If We Only Spent All the Money, Then Everyone Would Be Prosperous!
On the front of today's New York Times business section is a remarkable—or should I say remarkably unremarkable—news article whose entire premise, unchallenged in the course of 1,341 words and input from 10 sources, is that more government spending is a very good thing because it leads to more government jobs and therefore helps the economy. Hooray! (...)
Credit where it's due: As government-spending euphemisms go, "preserving the wow factor" is surely in the Top 20...
I have only four questions for the NYT and those who agree with its premise that the more government spends, the more prosperous we are:
1) Why were states not measurably more prosperous after increasing government spending by more than 80 percent in real terms between 2003 and 2007?
2) Between the time of Bill Clinton's last submitted budget of $1.8 trillion, and Barack Obama's first submitted budget of $3.6 trillion, did the average American become more or less prosperous?
3) The United States after World War II, Canada in the 1990s, and Australia in the 1980s all became significantly more prosperous—despite ample warnings to the contrary—after cutting, not increasing, government spending. Wha' happen?

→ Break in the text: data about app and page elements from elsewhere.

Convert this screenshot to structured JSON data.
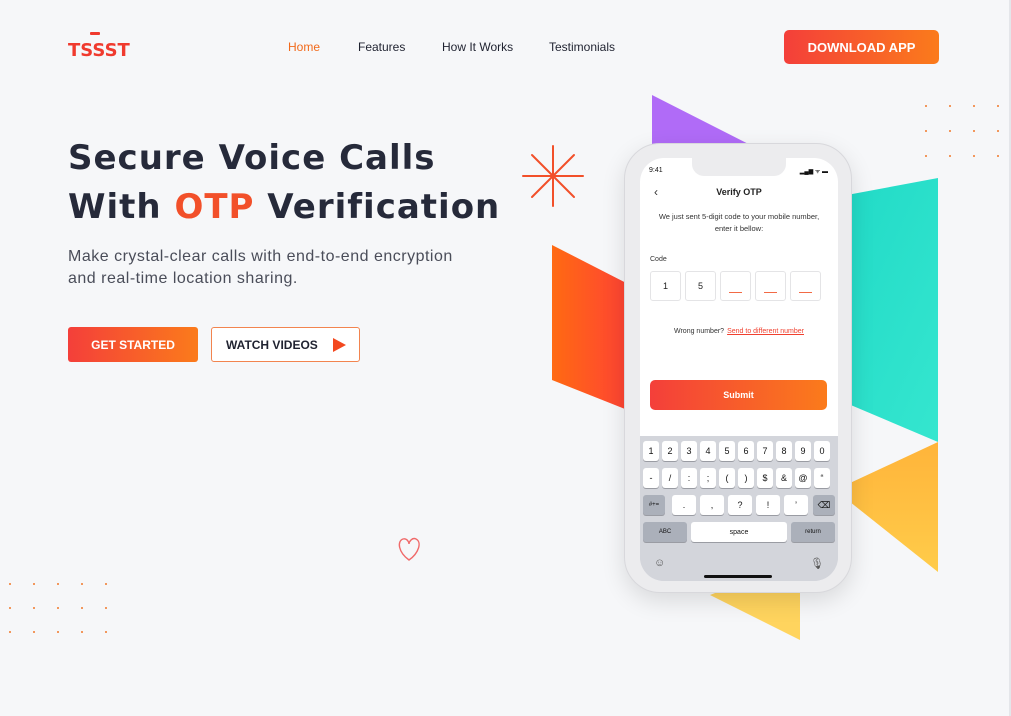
{
  "brand": {
    "logo_text": "TSSST",
    "accent": "#f2502a"
  },
  "nav": {
    "items": [
      {
        "label": "Home",
        "active": true
      },
      {
        "label": "Features",
        "active": false
      },
      {
        "label": "How It Works",
        "active": false
      },
      {
        "label": "Testimonials",
        "active": false
      }
    ],
    "download_label": "DOWNLOAD APP"
  },
  "hero": {
    "title_line1": "Secure Voice Calls",
    "title_line2_pre": "With ",
    "title_line2_accent": "OTP",
    "title_line2_post": " Verification",
    "subtitle": "Make crystal-clear calls with end-to-end encryption and real-time location sharing.",
    "primary_cta": "GET STARTED",
    "secondary_cta": "WATCH VIDEOS"
  },
  "phone": {
    "time": "9:41",
    "status": "▂▄▆ ᯤ ▬",
    "title": "Verify OTP",
    "description": "We just sent 5-digit code to your mobile number, enter it bellow:",
    "code_label": "Code",
    "code_digits": [
      "1",
      "5",
      "",
      "",
      ""
    ],
    "wrong_text": "Wrong number?",
    "wrong_link": "Send to different number",
    "submit_label": "Submit",
    "keyboard": {
      "row1": [
        "1",
        "2",
        "3",
        "4",
        "5",
        "6",
        "7",
        "8",
        "9",
        "0"
      ],
      "row2": [
        "-",
        "/",
        ":",
        ";",
        "(",
        ")",
        "$",
        "&",
        "@",
        "“"
      ],
      "row3": [
        "#+=",
        ".",
        ",",
        "?",
        "!",
        "’",
        "⌫"
      ],
      "row4": [
        "ABC",
        "space",
        "return"
      ]
    }
  },
  "icons": [
    "sparkle-icon",
    "heart-icon",
    "play-icon",
    "back-arrow-icon",
    "emoji-icon",
    "microphone-icon",
    "backspace-icon"
  ],
  "colors": {
    "gradient_start": "#f43f3a",
    "gradient_end": "#fb7b1b",
    "purple": "#b06bf7",
    "teal": "#2ee0c8",
    "orange": "#fa7a1c",
    "yellow": "#ffc43c"
  }
}
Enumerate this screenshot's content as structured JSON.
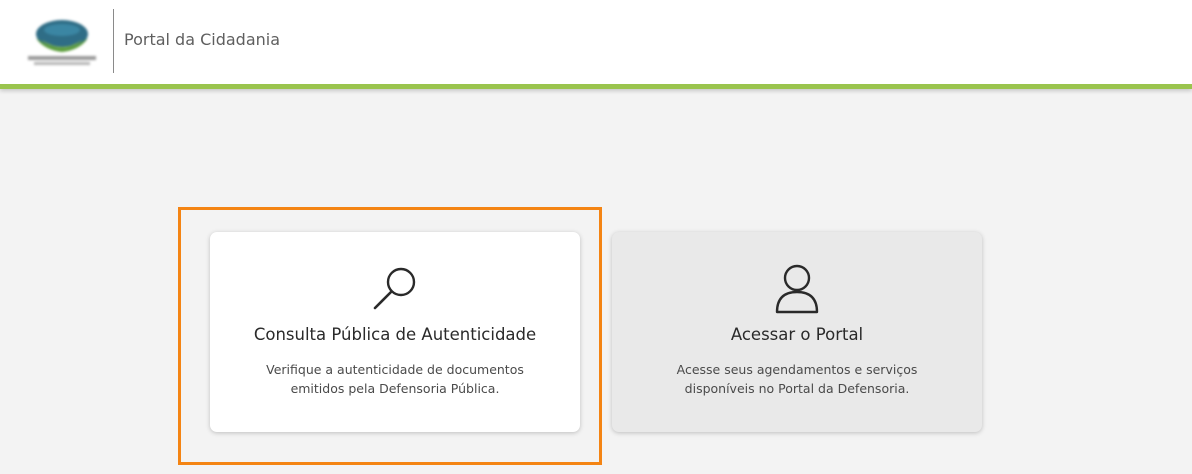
{
  "header": {
    "title": "Portal da Cidadania",
    "accent_color": "#9ac44e",
    "logo": "institution-logo"
  },
  "cards": [
    {
      "icon": "search-icon",
      "title": "Consulta Pública de Autenticidade",
      "description_line1": "Verifique a autenticidade de documentos",
      "description_line2": "emitidos pela Defensoria Pública.",
      "highlighted": true,
      "highlight_color": "#f48413"
    },
    {
      "icon": "user-icon",
      "title": "Acessar o Portal",
      "description_line1": "Acesse seus agendamentos e serviços",
      "description_line2": "disponíveis no Portal da Defensoria."
    }
  ]
}
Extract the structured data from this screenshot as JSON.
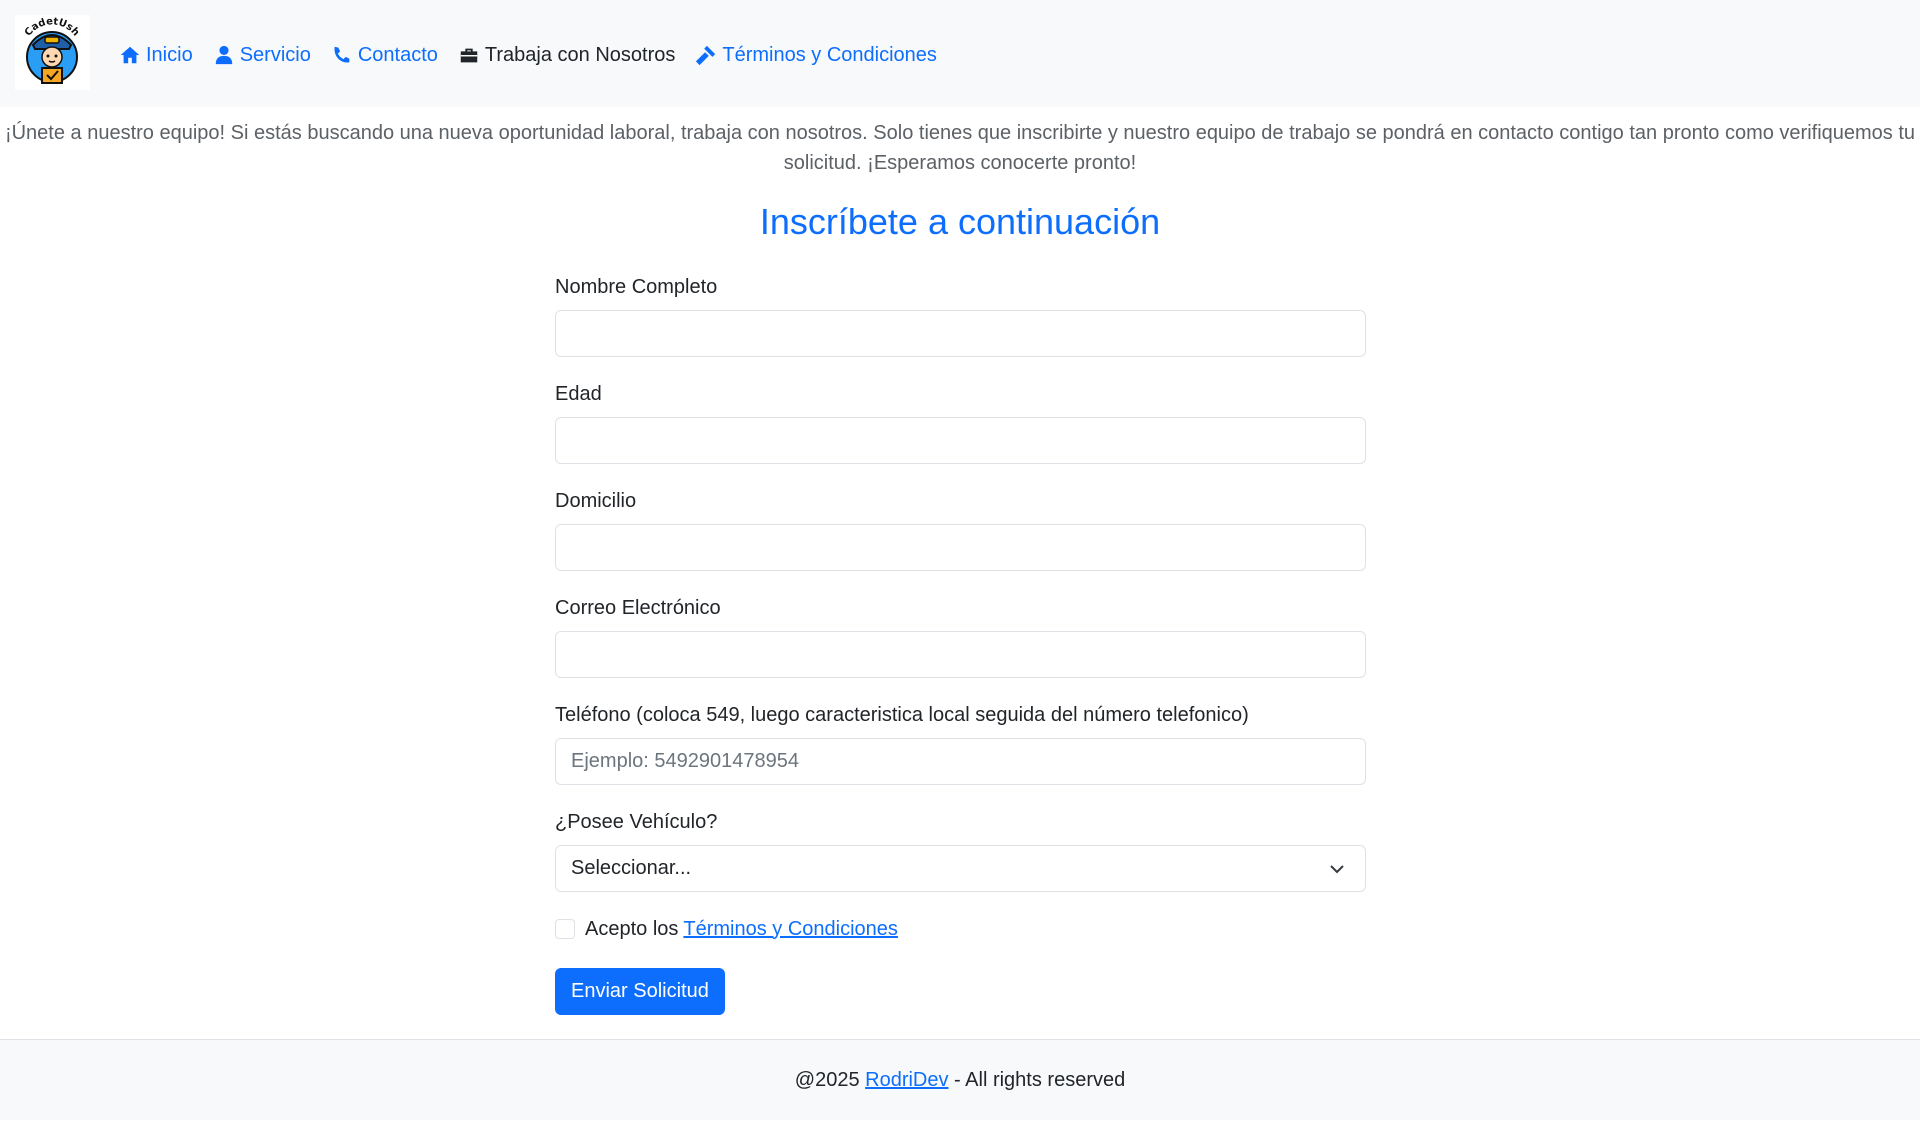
{
  "nav": {
    "logo_text": "CadetUsh",
    "items": [
      {
        "label": "Inicio",
        "icon": "home-icon",
        "active": false
      },
      {
        "label": "Servicio",
        "icon": "user-icon",
        "active": false
      },
      {
        "label": "Contacto",
        "icon": "phone-icon",
        "active": false
      },
      {
        "label": "Trabaja con Nosotros",
        "icon": "toolbox-icon",
        "active": true
      },
      {
        "label": "Términos y Condiciones",
        "icon": "gavel-icon",
        "active": false
      }
    ]
  },
  "intro": "¡Únete a nuestro equipo! Si estás buscando una nueva oportunidad laboral, trabaja con nosotros. Solo tienes que inscribirte y nuestro equipo de trabajo se pondrá en contacto contigo tan pronto como verifiquemos tu solicitud. ¡Esperamos conocerte pronto!",
  "form": {
    "title": "Inscríbete a continuación",
    "fields": {
      "name": {
        "label": "Nombre Completo",
        "value": "",
        "placeholder": ""
      },
      "age": {
        "label": "Edad",
        "value": "",
        "placeholder": ""
      },
      "address": {
        "label": "Domicilio",
        "value": "",
        "placeholder": ""
      },
      "email": {
        "label": "Correo Electrónico",
        "value": "",
        "placeholder": ""
      },
      "phone": {
        "label": "Teléfono (coloca 549, luego caracteristica local seguida del número telefonico)",
        "value": "",
        "placeholder": "Ejemplo: 5492901478954"
      },
      "vehicle": {
        "label": "¿Posee Vehículo?",
        "selected": "Seleccionar..."
      }
    },
    "terms": {
      "prefix": "Acepto los",
      "link": "Términos y Condiciones",
      "checked": false
    },
    "submit": "Enviar Solicitud"
  },
  "footer": {
    "prefix": "@2025",
    "link": "RodriDev",
    "suffix": "- All rights reserved"
  },
  "colors": {
    "accent": "#0d6efd",
    "nav_bg": "#f8f9fa",
    "text": "#212529"
  }
}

4) Is there a ceiling on what percentage of GDP the government should account for, and if so why should there be one, and where should it be?